Your task: All the lines below should be set down exactly, with no picture carried into the copy.

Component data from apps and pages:
--------------------------------

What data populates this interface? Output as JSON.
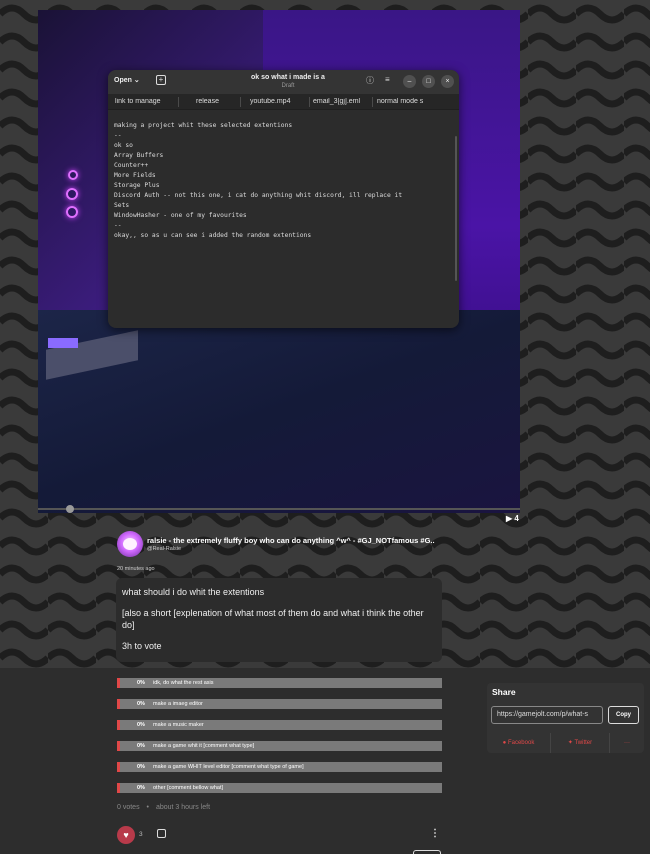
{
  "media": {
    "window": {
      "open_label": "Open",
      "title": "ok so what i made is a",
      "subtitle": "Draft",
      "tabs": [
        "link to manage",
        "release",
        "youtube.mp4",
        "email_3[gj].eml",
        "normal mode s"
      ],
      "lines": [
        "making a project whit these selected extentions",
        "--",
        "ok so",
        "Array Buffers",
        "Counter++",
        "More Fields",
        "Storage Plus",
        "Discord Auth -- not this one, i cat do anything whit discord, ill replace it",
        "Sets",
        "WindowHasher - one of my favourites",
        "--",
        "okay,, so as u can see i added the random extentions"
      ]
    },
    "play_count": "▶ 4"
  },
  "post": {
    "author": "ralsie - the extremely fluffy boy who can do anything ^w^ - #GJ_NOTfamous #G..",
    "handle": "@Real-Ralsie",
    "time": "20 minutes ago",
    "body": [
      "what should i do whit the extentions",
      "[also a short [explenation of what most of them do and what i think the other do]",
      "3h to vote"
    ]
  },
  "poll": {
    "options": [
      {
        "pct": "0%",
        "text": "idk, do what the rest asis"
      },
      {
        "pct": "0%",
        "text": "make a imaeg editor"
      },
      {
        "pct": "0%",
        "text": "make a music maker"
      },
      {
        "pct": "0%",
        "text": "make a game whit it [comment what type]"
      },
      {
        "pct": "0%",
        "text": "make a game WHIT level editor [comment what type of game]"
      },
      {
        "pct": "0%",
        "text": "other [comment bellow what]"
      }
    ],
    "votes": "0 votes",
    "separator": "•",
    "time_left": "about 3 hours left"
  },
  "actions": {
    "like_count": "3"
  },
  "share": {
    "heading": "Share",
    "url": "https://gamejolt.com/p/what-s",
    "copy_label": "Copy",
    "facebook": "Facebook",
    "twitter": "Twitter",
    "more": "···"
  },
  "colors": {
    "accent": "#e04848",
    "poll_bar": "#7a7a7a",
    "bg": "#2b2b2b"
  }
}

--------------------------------

Output for this exercise:
What data populates this interface? Output as JSON.
{
  "media": {
    "window": {
      "open_label": "Open",
      "title": "ok so what i made is a",
      "subtitle": "Draft",
      "tabs": [
        "link to manage",
        "release",
        "youtube.mp4",
        "email_3[gj].eml",
        "normal mode s"
      ],
      "lines": [
        "making a project whit these selected extentions",
        "--",
        "ok so",
        "Array Buffers",
        "Counter++",
        "More Fields",
        "Storage Plus",
        "Discord Auth -- not this one, i cat do anything whit discord, ill replace it",
        "Sets",
        "WindowHasher - one of my favourites",
        "--",
        "okay,, so as u can see i added the random extentions"
      ]
    },
    "play_count": "▶ 4"
  },
  "post": {
    "author": "ralsie - the extremely fluffy boy who can do anything ^w^ - #GJ_NOTfamous #G..",
    "handle": "@Real-Ralsie",
    "time": "20 minutes ago",
    "body": [
      "what should i do whit the extentions",
      "[also a short [explenation of what most of them do and what i think the other do]",
      "3h to vote"
    ]
  },
  "poll": {
    "options": [
      {
        "pct": "0%",
        "text": "idk, do what the rest asis"
      },
      {
        "pct": "0%",
        "text": "make a imaeg editor"
      },
      {
        "pct": "0%",
        "text": "make a music maker"
      },
      {
        "pct": "0%",
        "text": "make a game whit it [comment what type]"
      },
      {
        "pct": "0%",
        "text": "make a game WHIT level editor [comment what type of game]"
      },
      {
        "pct": "0%",
        "text": "other [comment bellow what]"
      }
    ],
    "votes": "0 votes",
    "separator": "•",
    "time_left": "about 3 hours left"
  },
  "actions": {
    "like_count": "3"
  },
  "share": {
    "heading": "Share",
    "url": "https://gamejolt.com/p/what-s",
    "copy_label": "Copy",
    "facebook": "Facebook",
    "twitter": "Twitter",
    "more": "···"
  },
  "colors": {
    "accent": "#e04848",
    "poll_bar": "#7a7a7a",
    "bg": "#2b2b2b"
  }
}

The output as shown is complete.